### Task description
Copies of all lines that contain "time" are needed; take them from the data below.

Saved entries:
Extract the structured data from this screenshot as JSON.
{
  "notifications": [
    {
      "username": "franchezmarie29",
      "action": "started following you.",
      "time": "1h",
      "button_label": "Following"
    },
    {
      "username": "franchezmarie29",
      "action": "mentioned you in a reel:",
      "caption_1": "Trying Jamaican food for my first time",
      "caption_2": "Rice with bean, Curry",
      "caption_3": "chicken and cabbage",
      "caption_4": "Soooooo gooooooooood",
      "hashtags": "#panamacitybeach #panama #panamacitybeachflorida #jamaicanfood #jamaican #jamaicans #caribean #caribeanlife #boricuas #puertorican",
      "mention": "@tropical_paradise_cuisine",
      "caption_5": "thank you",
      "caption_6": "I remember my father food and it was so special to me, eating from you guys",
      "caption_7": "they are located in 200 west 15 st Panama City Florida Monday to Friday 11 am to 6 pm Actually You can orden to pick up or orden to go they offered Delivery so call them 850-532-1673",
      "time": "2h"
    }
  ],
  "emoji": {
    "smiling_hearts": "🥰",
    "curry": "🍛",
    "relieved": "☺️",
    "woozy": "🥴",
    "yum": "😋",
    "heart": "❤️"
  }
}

### Result of the exercise
      "time": "1h",
      "caption_1": "Trying Jamaican food for my first time",
      "time": "2h"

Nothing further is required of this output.